▶ Goal of the exercise
Your answer should be every line from the records that contains "step".

[Start of section]

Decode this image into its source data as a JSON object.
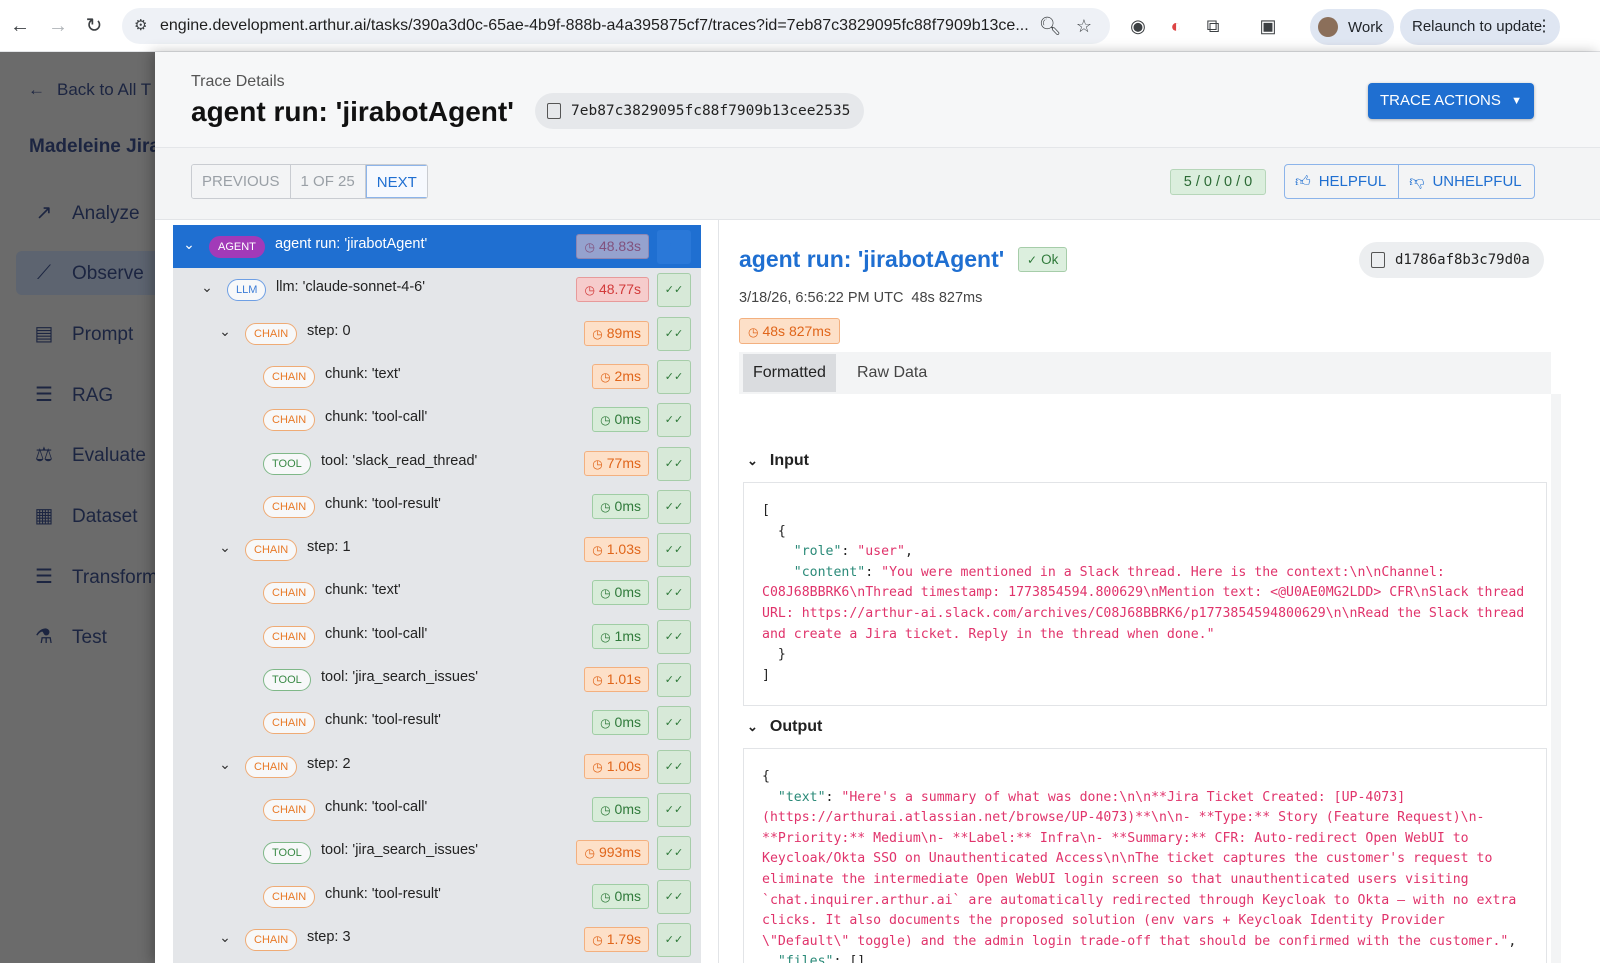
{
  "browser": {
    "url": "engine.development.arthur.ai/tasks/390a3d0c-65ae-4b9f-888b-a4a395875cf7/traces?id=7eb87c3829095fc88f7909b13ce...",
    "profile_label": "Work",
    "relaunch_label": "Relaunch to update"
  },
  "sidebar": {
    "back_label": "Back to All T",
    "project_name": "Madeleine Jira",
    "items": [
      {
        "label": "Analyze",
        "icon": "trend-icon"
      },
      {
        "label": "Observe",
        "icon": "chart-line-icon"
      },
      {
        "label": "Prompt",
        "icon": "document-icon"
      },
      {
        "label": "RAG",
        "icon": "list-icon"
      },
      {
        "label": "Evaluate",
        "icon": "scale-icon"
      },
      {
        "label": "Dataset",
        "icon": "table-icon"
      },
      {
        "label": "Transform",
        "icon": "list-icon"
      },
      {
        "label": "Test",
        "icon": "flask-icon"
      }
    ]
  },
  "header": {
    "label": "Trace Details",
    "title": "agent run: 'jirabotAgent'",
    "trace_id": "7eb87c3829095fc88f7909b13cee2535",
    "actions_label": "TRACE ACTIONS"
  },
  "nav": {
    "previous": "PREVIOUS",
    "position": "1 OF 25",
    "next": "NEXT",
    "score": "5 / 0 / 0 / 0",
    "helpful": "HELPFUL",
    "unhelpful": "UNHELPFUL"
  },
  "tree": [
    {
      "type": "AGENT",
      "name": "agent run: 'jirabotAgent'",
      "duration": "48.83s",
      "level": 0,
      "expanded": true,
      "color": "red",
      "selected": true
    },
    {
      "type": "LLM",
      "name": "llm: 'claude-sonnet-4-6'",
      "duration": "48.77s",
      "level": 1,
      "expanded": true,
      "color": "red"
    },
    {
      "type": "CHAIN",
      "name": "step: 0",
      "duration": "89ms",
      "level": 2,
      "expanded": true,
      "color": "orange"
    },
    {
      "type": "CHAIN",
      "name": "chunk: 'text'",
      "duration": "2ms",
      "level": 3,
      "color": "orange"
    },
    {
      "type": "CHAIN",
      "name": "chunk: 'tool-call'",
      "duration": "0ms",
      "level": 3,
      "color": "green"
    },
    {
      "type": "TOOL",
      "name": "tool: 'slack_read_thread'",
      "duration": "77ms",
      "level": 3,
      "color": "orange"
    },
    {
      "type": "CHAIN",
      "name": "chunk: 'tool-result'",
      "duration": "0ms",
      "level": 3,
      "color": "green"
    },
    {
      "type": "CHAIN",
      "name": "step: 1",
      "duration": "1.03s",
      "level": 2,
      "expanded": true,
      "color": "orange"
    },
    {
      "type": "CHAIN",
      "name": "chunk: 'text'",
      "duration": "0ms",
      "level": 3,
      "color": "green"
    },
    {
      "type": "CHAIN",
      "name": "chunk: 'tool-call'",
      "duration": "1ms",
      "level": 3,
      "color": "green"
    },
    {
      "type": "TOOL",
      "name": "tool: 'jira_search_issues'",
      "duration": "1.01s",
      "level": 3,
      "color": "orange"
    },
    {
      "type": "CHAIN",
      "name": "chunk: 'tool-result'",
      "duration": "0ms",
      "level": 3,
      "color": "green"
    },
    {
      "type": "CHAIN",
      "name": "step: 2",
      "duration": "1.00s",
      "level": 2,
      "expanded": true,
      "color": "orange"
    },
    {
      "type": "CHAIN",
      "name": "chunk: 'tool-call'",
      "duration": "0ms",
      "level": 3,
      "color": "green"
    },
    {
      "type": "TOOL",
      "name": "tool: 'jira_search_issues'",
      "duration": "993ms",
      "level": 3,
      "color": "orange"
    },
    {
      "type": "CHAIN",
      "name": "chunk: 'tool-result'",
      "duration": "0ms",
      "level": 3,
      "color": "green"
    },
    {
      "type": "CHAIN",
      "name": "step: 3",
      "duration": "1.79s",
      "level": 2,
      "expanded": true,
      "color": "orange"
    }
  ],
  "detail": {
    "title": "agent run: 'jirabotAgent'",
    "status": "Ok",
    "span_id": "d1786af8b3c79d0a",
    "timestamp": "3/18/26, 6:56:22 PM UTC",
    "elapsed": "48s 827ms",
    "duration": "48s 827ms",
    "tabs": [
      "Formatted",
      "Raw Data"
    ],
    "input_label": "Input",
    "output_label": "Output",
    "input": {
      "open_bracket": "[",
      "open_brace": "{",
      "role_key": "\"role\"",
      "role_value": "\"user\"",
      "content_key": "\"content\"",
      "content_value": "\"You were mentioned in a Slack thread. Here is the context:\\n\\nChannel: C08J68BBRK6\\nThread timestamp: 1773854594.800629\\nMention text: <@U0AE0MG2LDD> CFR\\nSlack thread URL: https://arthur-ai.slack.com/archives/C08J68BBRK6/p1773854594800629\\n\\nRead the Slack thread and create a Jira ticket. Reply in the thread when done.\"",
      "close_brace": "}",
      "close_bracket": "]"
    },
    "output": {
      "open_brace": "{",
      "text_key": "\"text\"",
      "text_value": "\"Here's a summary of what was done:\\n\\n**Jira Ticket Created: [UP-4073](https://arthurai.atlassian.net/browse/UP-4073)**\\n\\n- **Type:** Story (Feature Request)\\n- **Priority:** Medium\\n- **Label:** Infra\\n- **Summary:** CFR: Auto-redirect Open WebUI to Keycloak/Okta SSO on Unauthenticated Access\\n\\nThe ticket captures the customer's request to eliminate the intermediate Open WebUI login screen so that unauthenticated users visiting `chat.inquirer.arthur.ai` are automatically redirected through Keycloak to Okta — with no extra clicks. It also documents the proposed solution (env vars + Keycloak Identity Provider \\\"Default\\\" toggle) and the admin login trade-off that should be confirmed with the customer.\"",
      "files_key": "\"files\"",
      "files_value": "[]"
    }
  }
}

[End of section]

▶ Expected output
      "name": "step: 0",
      "name": "step: 1",
      "name": "step: 2",
      "name": "step: 3",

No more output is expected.